Venue Policy Debate After Miami Heat Fans Denied Reentry
During a nail-biting last few minutes, some Miami Heat fans left Game 6 of the NBA Finals assuming their beloved team had lost the championship. But then there was a last minute rally by the Heat sending the game into overtime. Unfortunately those fans that left early were not allowed reentry. This has triggered a venue policy debate nationwide, far beyond the sports world. A quick Q & A welcomes your thoughts.
Fair Weather Fan Folly Or Unfair?
It has been an exciting NBA championship series between the San Antonio Spurs and the Miami Heat, perhaps that excitement clouded a few individual's judgement. For those who didn't see the end of Game 6, the Spurs were in the lead and the clock had ticked down to mere minutes. It was around this time when some Miami Heat fans began to file out of the arena assuming the Heat would lose.
However, a rally by the Heat in the last few seconds lead to a tie and the subsequent overtime quarter. The Heat went on to win the game, forcing a Game 7 to be played. But as shown in this video, those fans that left early were not allowed reentry and missed the exciting action in overtime. The sports world and venue owners have been in a heated venue policy debate over the fate of those fans who left early.
Question: Should fans that left early been allowed back in?
At the top of the list in the argument is the ticket price. NBA Finals tickets start at around $200 and can go to exorbitant heights, northward of $10,000 for a seat. Some say that given the amount of money Heat fans paid, they should have been allowed back into the game.

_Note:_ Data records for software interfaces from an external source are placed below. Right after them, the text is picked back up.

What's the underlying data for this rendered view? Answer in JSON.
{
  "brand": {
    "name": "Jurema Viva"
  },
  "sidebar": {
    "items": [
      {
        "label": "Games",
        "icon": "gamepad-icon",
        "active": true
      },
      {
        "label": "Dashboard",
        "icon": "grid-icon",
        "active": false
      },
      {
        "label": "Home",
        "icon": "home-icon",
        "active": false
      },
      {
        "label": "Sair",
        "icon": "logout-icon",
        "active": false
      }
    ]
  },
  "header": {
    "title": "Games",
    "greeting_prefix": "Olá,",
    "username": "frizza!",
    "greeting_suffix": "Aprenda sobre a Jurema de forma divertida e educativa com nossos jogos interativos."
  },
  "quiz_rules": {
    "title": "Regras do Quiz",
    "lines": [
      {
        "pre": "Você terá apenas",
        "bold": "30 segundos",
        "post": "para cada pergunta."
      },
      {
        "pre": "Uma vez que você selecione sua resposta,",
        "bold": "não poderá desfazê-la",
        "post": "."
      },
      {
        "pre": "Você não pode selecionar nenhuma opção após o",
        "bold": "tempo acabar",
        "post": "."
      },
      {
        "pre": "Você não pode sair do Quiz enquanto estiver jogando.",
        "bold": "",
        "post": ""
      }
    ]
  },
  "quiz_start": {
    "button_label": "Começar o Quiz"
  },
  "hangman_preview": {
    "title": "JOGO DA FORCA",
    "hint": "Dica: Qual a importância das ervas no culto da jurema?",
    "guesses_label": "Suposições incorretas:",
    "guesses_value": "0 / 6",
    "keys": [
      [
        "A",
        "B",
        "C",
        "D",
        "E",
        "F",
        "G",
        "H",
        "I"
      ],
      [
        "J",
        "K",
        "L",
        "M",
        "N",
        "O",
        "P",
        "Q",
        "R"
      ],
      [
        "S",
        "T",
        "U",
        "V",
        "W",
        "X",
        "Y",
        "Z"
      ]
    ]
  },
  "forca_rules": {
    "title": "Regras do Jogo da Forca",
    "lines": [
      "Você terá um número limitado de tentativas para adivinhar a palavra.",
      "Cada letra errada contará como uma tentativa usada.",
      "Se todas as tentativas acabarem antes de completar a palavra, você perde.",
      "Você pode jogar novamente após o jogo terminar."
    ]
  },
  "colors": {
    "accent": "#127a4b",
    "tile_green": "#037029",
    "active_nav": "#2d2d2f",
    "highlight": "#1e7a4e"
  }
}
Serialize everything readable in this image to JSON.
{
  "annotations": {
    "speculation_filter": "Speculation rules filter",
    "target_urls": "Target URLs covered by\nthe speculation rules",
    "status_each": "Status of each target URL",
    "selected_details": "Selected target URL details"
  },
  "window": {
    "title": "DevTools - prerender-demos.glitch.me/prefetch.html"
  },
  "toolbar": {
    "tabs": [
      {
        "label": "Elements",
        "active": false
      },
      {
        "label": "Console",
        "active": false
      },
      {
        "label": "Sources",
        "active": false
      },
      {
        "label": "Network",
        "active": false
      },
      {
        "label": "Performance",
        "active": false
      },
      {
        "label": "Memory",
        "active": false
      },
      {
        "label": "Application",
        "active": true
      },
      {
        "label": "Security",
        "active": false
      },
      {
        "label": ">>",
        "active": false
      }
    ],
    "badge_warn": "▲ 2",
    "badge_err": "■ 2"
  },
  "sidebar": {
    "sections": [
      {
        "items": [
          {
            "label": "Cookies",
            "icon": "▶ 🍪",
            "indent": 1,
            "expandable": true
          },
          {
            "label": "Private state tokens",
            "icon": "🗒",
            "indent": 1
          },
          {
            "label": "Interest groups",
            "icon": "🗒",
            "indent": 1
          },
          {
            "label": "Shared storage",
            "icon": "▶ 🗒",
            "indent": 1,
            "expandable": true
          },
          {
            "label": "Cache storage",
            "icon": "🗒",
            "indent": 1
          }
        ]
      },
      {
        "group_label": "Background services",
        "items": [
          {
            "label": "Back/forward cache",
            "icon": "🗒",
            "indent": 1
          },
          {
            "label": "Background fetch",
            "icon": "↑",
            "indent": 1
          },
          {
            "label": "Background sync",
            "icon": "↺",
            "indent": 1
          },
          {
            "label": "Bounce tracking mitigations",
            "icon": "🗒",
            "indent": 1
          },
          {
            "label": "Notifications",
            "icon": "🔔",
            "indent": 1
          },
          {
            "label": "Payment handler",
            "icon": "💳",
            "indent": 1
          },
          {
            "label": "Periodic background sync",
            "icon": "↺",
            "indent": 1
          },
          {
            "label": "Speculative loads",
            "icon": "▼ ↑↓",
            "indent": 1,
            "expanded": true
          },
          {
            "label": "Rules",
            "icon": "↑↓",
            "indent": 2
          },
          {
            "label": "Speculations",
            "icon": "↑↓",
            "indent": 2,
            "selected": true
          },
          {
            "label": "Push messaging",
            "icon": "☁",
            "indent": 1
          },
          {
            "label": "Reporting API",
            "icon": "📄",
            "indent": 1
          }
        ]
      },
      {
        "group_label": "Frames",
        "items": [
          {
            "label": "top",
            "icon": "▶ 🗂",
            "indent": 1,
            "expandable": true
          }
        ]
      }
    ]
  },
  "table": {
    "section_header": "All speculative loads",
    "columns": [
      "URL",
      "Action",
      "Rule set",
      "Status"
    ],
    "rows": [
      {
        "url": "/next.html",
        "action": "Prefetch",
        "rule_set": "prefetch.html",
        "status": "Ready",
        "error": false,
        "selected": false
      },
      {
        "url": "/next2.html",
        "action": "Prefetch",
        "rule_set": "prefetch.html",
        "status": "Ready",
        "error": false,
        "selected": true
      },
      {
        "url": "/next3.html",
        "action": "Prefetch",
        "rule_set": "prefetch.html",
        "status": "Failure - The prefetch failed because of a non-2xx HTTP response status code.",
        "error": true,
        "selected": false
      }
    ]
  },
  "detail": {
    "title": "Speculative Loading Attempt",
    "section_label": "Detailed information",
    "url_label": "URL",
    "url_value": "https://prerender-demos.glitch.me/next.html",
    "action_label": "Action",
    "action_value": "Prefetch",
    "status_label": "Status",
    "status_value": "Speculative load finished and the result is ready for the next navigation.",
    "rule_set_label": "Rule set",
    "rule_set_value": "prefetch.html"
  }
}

Others say that those that left early deserved their fate for being so-called "fair weather fans" lacking faith in their home town team's ability to come back late in the 4th quarter.
Now may be a good time to step away from the passionate sports rhetoric and take a more objective business approach to the subject of venue policies like reentry. A small but smart faction debating the plight of the Heat fans say that the "no reentry" policy is clearly stated on both the paper ticket as well as being written on signs throughout the arena. It was also noted that the Miami Heat arena's reentry policy is in enforced at all times, for all ticketed events, with no special exceptions made for a NBA Finals game.
However there is a rather ominous bit at the very end of the video. City police had to be called to break up the large crowd that gathered to try and gain reentry back into the arena once the overtime period began. The arena has a stout private security force, but they obviously felt overwhelmed and asked Miami police for assistance.
At what point does policy enforcement become too strict and places the property (venue, rental space, equipment, etc.) at risk of being damaged?
Answering the question becomes even more difficult once matters like legal liability are added into the venue policy debate. A simple "no reentry" policy for fair weather fans can quickly deteriorate into having to deal with an unruly mob - a mob that may cause expensive damages or worse.
ThunderTix Event Ticketing Software
Your event may not have the giant capacity of the Miami Heat arena, and your event may not have the high stakes of a NBA Finals - but policy enforcement is just as important.
As a third layer of redundancy, you can force an agreement from your ticket buyers during the online purchase process with an on-screen prompt. The prompt is configured to require a mandatory response and the purchase process will not continue until one is given by your buyer.
The ThunderTix survey feature can be configured to function as a venue policy agreement and it can be made mandatory. This is one of the few use cases where a mandatory survey response is appropriate. You can learn more about the ThunderTix survey feature here.